G. Cavanagh and Clifford D. Litton
Before the development of the true dome, many ancient
cultures used the technique of corbelling to roof spaces.
Recently, a series of related statistical models have been
proposed in the literature for explaining how corbelled
domes might have been constructed. The most sophisticated
of these models is based on a piecewise linear
structure, with an unknown number of changepoints,
to guide the building process. This model is analyzed by
the reversible jump Markov Chain Monte Carlo (MCMC) technique.
All models considered to date have been two-dimensional,
that is, they have taken a single cross section through the
dome; even when more extensive data, in the form of
measurements on multiple
slices through the dome, have been available, these have been
averaged together for the purposes of analysis. In this
paper, we extend the two-dimensional analysis to a three-dimensional
analysis, that takes full advantage of the data collected by
the archaeologists and of the rotational symmetries inherent
in the structure. We also explore ways of graphically presenting
the results from a complex, reversible jump MCMC implementation,
in order to check convergence, good mixing, and appropriate exploration
of the (high dimensional and varying dimension) parameter space.
The model and the graphical techniques are demonstrated on the

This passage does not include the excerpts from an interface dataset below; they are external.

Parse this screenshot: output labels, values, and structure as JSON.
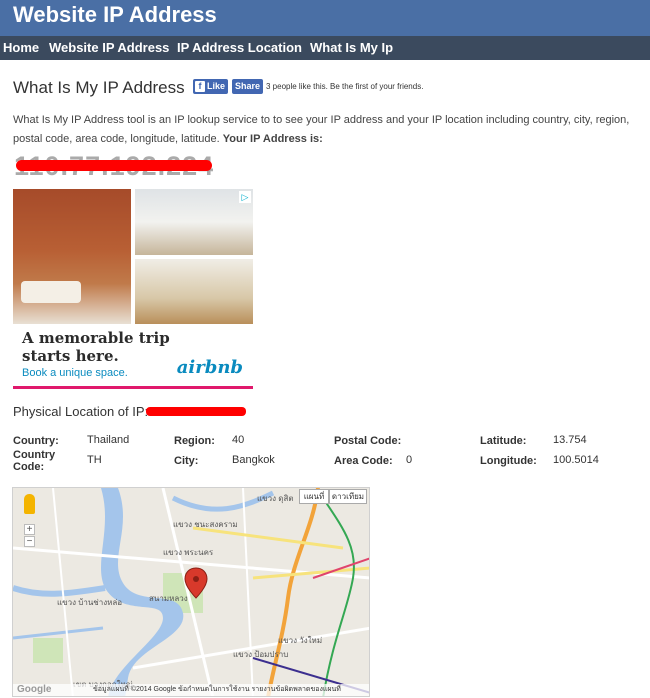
{
  "header": {
    "site_title": "Website IP Address"
  },
  "nav": {
    "items": [
      "Home",
      "Website IP Address",
      "IP Address Location",
      "What Is My Ip"
    ]
  },
  "main": {
    "title": "What Is My IP Address",
    "facebook": {
      "like_label": "Like",
      "share_label": "Share",
      "social_text": "3 people like this. Be the first of your friends."
    },
    "intro_text": "What Is My IP Address tool is an IP lookup service to to see your IP address and your IP location including country, city, region, postal code, area code, longitude, latitude.",
    "intro_bold": "Your IP Address is:",
    "ip_address_redacted": "110.77.192.224"
  },
  "ad": {
    "headline_line1": "A memorable trip",
    "headline_line2": "starts here.",
    "cta": "Book a unique space.",
    "brand": "airbnb",
    "choices_icon": "adchoices-icon"
  },
  "location": {
    "heading": "Physical Location of IP:",
    "ip_redacted": "110.77.192.224",
    "fields": {
      "country_label": "Country:",
      "country": "Thailand",
      "country_code_label": "Country Code:",
      "country_code": "TH",
      "region_label": "Region:",
      "region": "40",
      "city_label": "City:",
      "city": "Bangkok",
      "postal_code_label": "Postal Code:",
      "postal_code": "",
      "area_code_label": "Area Code:",
      "area_code": "0",
      "latitude_label": "Latitude:",
      "latitude": "13.754",
      "longitude_label": "Longitude:",
      "longitude": "100.5014"
    }
  },
  "map": {
    "map_button": "แผนที่",
    "satellite_button": "ดาวเทียม",
    "footer": "ข้อมูลแผนที่ ©2014 Google  ข้อกำหนดในการใช้งาน   รายงานข้อผิดพลาดของแผนที่",
    "google_logo": "Google",
    "zoom_in": "+",
    "zoom_out": "−",
    "labels": [
      "แขวง ดุสิต",
      "สนามหลวง",
      "แขวง วังใหม่",
      "แขวง พระนคร",
      "แขวง บ้านช่างหล่อ",
      "เขต บางกอกใหญ่",
      "แขวง ป้อมปราบ",
      "แขวง ชนะสงคราม"
    ],
    "pin_icon": "map-pin-icon",
    "pegman_icon": "pegman-icon"
  }
}
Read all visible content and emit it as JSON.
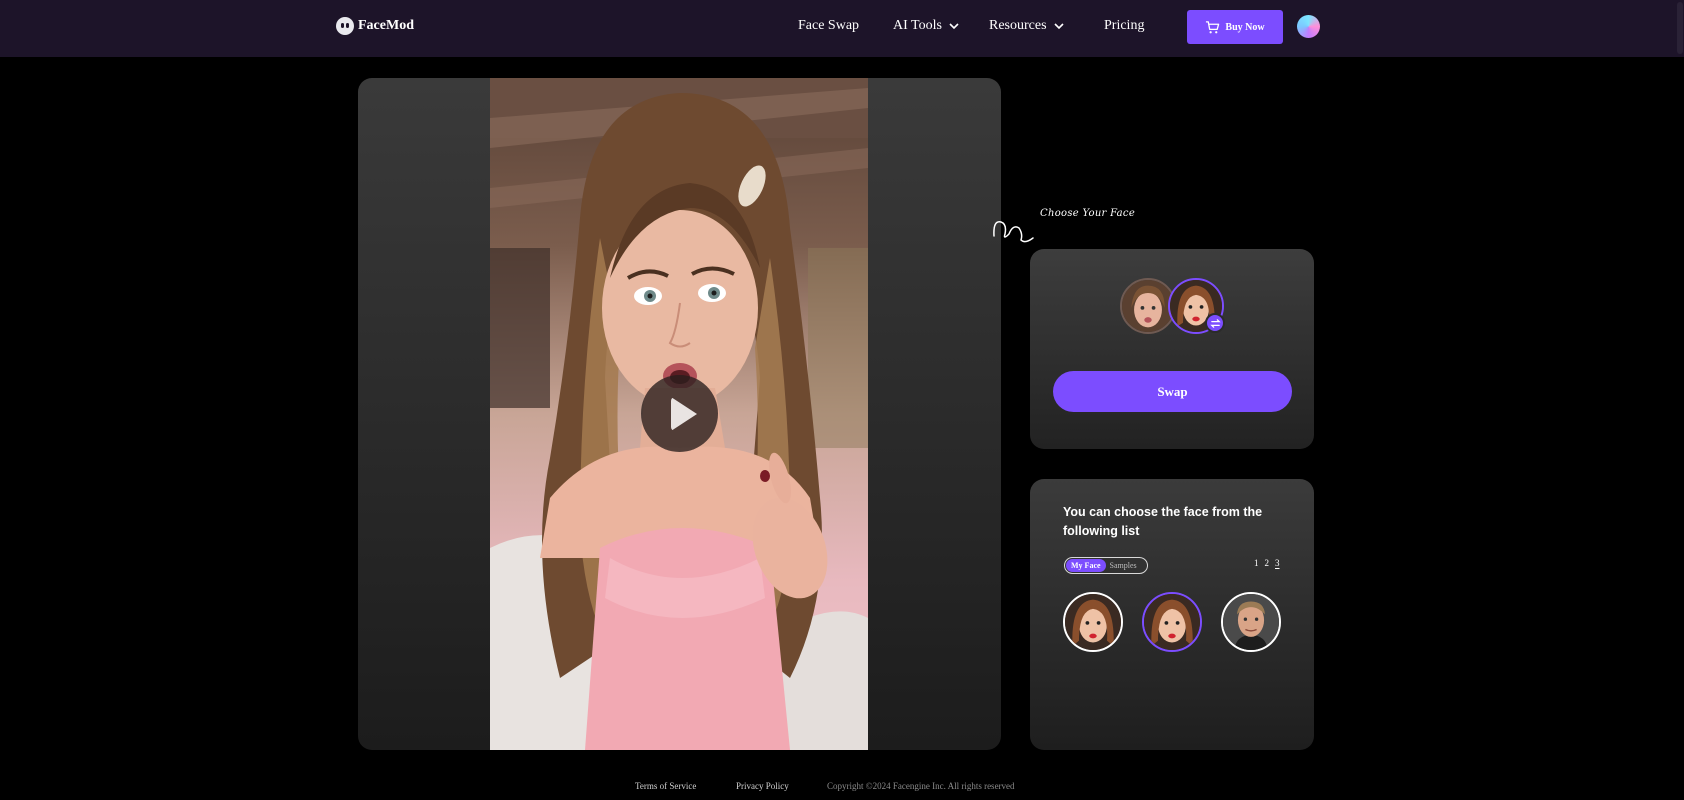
{
  "header": {
    "logo_text": "FaceMod",
    "nav": {
      "face_swap": "Face Swap",
      "ai_tools": "AI Tools",
      "resources": "Resources",
      "pricing": "Pricing"
    },
    "buy_now": "Buy Now"
  },
  "colors": {
    "header_bg": "#1d1429",
    "accent": "#7c4dff",
    "page_bg": "#000000"
  },
  "choose_face": {
    "label": "Choose Your Face"
  },
  "swap_card": {
    "button_label": "Swap"
  },
  "face_list": {
    "title": "You can choose the face from the following list",
    "tabs": {
      "my_face": "My Face",
      "samples": "Samples"
    },
    "pages": [
      "1",
      "2",
      "3"
    ],
    "active_page": "3"
  },
  "footer": {
    "terms": "Terms of Service",
    "privacy": "Privacy Policy",
    "copyright": "Copyright ©2024 Facengine Inc. All rights reserved"
  }
}
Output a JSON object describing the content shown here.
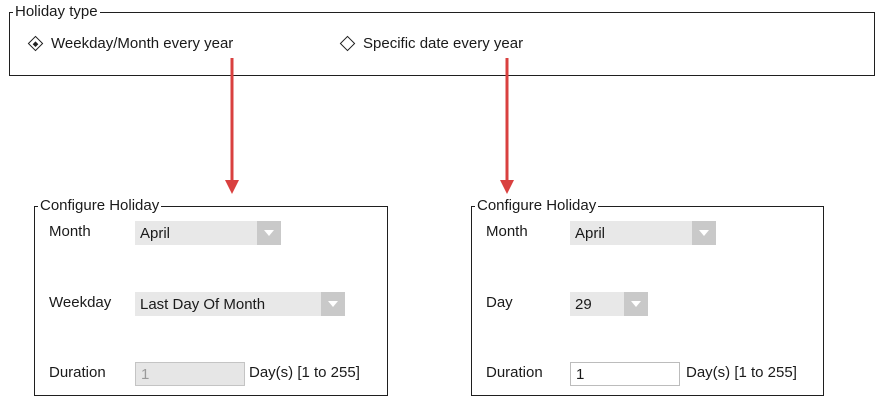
{
  "holiday_type": {
    "legend": "Holiday type",
    "options": [
      {
        "label": "Weekday/Month every year",
        "checked": true,
        "icon": "diamond-radio-checked-icon"
      },
      {
        "label": "Specific date every year",
        "checked": false,
        "icon": "diamond-radio-unchecked-icon"
      }
    ]
  },
  "left_panel": {
    "legend": "Configure Holiday",
    "month_label": "Month",
    "month_value": "April",
    "weekday_label": "Weekday",
    "weekday_value": "Last Day Of Month",
    "duration_label": "Duration",
    "duration_value": "1",
    "duration_hint": "Day(s) [1 to 255]"
  },
  "right_panel": {
    "legend": "Configure Holiday",
    "month_label": "Month",
    "month_value": "April",
    "day_label": "Day",
    "day_value": "29",
    "duration_label": "Duration",
    "duration_value": "1",
    "duration_hint": "Day(s) [1 to 255]"
  },
  "colors": {
    "annotation_arrow": "#d9403f",
    "dropdown_field": "#e8e8e8",
    "dropdown_button": "#c9c9c9",
    "border": "#1f1f1f"
  },
  "icons": {
    "dropdown": "chevron-down-icon",
    "annotation": "red-arrow-down-icon"
  }
}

Treasury of Atreus in Mycenae, Greece, one of the finest extant
examples of the corbelling method.